Businesses are increasingly looking to analytics to identify strengths and weaknesses in the way they interact with clients, save money, and increase effectiveness. Because payroll makes up such a large portion of any company budget, the use of big data in HR can have a big effect on the company’s bottom line.
A recent Towers Watson survey showed more and more companies are investing in big data and analytics to improve the hiring process, retain employees, and make better business decisions.
An understanding of the analytics behind what drives and engages your best employees can optimize what your company spends on its workers. Here are a few ways your HR department should be using big data.
Smart hiring practices
Do your top performers come from corporate recruiters or employee referrals? How much prior experience do they have in your field? What degrees do they hold? Using big data to answer these questions can help you focus your recruiting practices and sort through mounds of resumes to find those that are likely to be successful at your company.
Big data can also help you get a better grasp on how your talent pipeline works including how long it takes to hire for a position and how many candidates should be interviewed. As you look ahead at your company roadmap, this information can help you avoid hiring delays and workforce shortages.
Employee engagement and retention
Employee turnover is a big expense for any company. One CareerBuilder survey found 27 percent of employers believe the job failure of a single employee could cost them as much as $50,000.

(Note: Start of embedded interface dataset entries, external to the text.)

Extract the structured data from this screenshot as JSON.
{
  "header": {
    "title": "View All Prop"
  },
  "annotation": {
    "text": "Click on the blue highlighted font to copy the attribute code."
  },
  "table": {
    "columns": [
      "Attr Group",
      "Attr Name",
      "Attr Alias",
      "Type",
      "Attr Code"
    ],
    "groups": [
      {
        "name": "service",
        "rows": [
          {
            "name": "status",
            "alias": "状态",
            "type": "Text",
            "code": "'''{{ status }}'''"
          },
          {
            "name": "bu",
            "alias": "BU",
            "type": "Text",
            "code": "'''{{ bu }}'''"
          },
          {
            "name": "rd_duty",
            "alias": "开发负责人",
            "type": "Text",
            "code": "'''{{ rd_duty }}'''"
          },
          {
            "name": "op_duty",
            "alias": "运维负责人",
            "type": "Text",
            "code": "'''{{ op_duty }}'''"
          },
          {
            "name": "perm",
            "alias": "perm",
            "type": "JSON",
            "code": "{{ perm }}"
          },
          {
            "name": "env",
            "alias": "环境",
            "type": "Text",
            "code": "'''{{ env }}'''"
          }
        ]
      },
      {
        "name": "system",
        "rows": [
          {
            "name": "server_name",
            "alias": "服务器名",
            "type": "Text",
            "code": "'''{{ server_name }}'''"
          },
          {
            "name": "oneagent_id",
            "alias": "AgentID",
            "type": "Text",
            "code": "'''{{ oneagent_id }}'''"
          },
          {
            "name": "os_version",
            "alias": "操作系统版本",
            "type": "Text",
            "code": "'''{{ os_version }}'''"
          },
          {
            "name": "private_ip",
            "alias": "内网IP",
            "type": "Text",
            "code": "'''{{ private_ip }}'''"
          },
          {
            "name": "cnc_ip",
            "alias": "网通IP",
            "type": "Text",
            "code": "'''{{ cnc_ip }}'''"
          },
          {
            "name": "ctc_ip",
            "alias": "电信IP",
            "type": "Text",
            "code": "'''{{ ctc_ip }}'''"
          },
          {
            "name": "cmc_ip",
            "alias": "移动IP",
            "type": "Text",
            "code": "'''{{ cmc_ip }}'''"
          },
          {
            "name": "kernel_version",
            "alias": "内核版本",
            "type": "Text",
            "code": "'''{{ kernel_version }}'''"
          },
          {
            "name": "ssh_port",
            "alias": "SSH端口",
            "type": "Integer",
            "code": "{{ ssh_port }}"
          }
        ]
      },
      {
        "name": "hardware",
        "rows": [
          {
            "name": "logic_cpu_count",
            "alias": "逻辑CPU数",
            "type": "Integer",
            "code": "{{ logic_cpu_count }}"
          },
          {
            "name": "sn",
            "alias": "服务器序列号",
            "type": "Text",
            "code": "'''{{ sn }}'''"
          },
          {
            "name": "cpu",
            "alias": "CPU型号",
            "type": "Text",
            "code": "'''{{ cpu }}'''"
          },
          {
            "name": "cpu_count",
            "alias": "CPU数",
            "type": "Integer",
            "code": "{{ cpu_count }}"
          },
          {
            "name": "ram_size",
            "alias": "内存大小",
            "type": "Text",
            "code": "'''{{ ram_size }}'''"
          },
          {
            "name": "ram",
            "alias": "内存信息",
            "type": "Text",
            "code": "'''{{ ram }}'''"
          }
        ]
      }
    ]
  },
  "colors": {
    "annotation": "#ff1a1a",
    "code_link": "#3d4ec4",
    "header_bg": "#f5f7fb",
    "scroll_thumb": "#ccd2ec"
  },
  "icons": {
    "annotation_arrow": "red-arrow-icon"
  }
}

Employee success is driven by factors that add to or subtract from their job engagement. Big data can help identify which factors lead to employee success and failure. Leveraging big data like annual benchmark surveys, exit surveys, and more frequent pulse surveys can give your company insight into which drivers to focus on.
Using big data to help set KPIs is a smart way to ensure employees, and the company, set and obtain realistic goals. It can help identify top performers and reward them appropriately.
Analytics can also be used to determine productivity during hourly shifts and identify opportunities for improvement.
Training and Onboarding
Training managers can use big data to discover the gaps in your employees’ skill sets and find the most effective curriculum and platforms to teach employees at every level.
You can use big data to track the progress of each employee and identify training the meet their individual needs. Tracking completion rates company-wide will tell you what training methods lead to the most engagement and retention among your employees.
As your employees engage in training, data from training assessments contributes to your pool of available data making it easier to find areas for improvement, ensuring your team develop the knowledge and skills necessary for their present and future roles.
Whether it be recruiting technology, performance technology, or training and engagement, HR professionals need to share the insight they gain from big data with company leaders and workers so they can better understand the trends that lead to success. Then you’ll be able to best dedicate resources and improve performance and morale by identifying elements that lead to greater engagement and productivity.